Data section Start Marker

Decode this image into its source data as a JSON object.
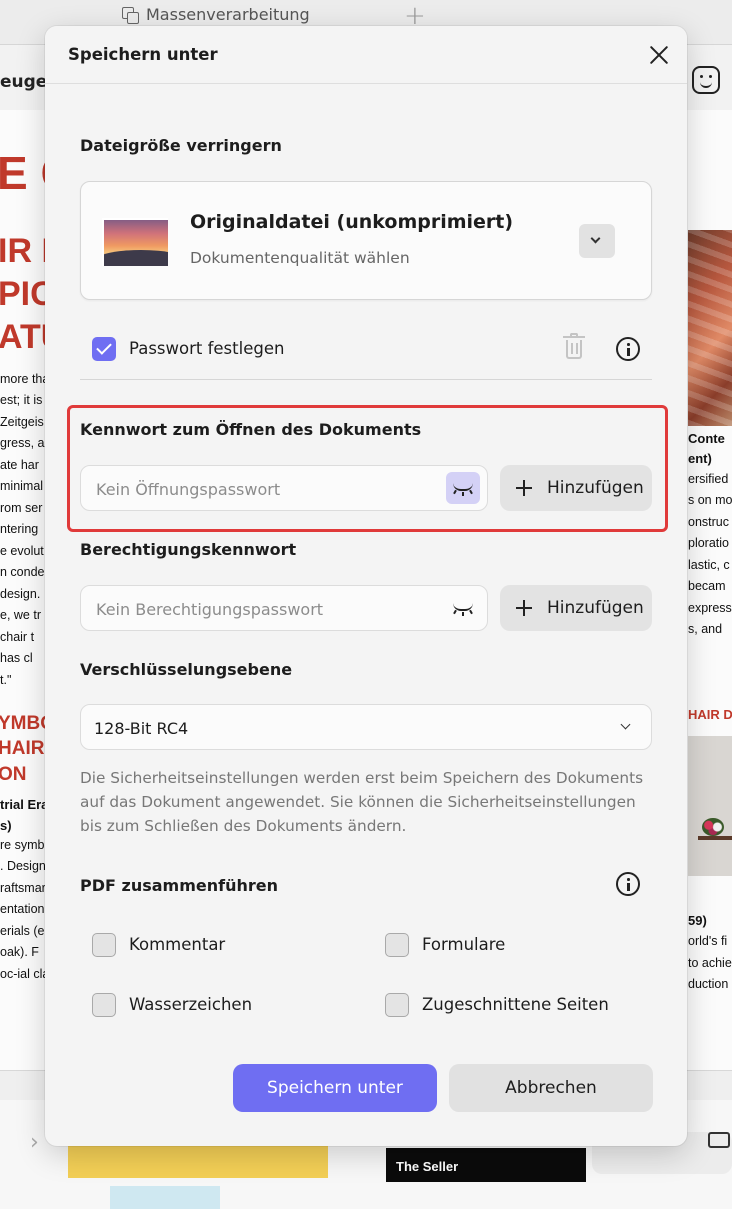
{
  "background": {
    "tab_label": "Massenverarbeitung",
    "toolbar_label": "euge",
    "left_page": {
      "heading_red": [
        "E C",
        "IR D",
        "PIC",
        "ATU"
      ],
      "body_lines": [
        "more tha",
        "est; it is",
        "Zeitgeis",
        "gress, a",
        "ate har",
        "minimal",
        "rom ser",
        "ntering",
        "e evolut",
        "n conde",
        "design.",
        "e, we tr",
        "chair t",
        "has cl",
        "t.\""
      ],
      "section_red": [
        "YMBOL",
        "HAIR D",
        "ON"
      ],
      "sub_bold": [
        "trial Era",
        "s)"
      ],
      "body_lines_2": [
        "re symb",
        ". Design",
        "raftsmar",
        "entation",
        "erials (e",
        "oak). F",
        "oc-ial cla"
      ]
    },
    "right_page": {
      "bold_lines": [
        "Conte",
        "ent)"
      ],
      "body_lines": [
        "ersified",
        "s on mo",
        "onstruc",
        "ploratio",
        "lastic, c",
        "becam",
        "express",
        "s, and"
      ],
      "section_red": "HAIR DES",
      "sub_bold": "59)",
      "body_lines_2": [
        "orld's fi",
        "to achie",
        "duction"
      ]
    },
    "seller_text": "The Seller"
  },
  "dialog": {
    "title": "Speichern unter",
    "reduce_size": {
      "heading": "Dateigröße verringern",
      "selected_title": "Originaldatei (unkomprimiert)",
      "selected_subtitle": "Dokumentenqualität wählen"
    },
    "password": {
      "checkbox_label": "Passwort festlegen",
      "checked": true,
      "open_heading": "Kennwort zum Öffnen des Dokuments",
      "open_placeholder": "Kein Öffnungspasswort",
      "permission_heading": "Berechtigungskennwort",
      "permission_placeholder": "Kein Berechtigungspasswort",
      "add_label": "Hinzufügen"
    },
    "encryption": {
      "heading": "Verschlüsselungsebene",
      "value": "128-Bit RC4",
      "note": "Die Sicherheitseinstellungen werden erst beim Speichern des Dokuments auf das Dokument angewendet. Sie können die Sicherheitseinstellungen bis zum Schließen des Dokuments ändern."
    },
    "merge": {
      "heading": "PDF zusammenführen",
      "options": [
        {
          "label": "Kommentar",
          "checked": false
        },
        {
          "label": "Formulare",
          "checked": false
        },
        {
          "label": "Wasserzeichen",
          "checked": false
        },
        {
          "label": "Zugeschnittene Seiten",
          "checked": false
        }
      ]
    },
    "buttons": {
      "save": "Speichern unter",
      "cancel": "Abbrechen"
    }
  },
  "colors": {
    "accent": "#6f6ef2",
    "highlight": "#e03a3a",
    "background_red_text": "#c0392b"
  }
}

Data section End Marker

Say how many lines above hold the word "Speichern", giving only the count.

§ **Answer for this exercise**: 3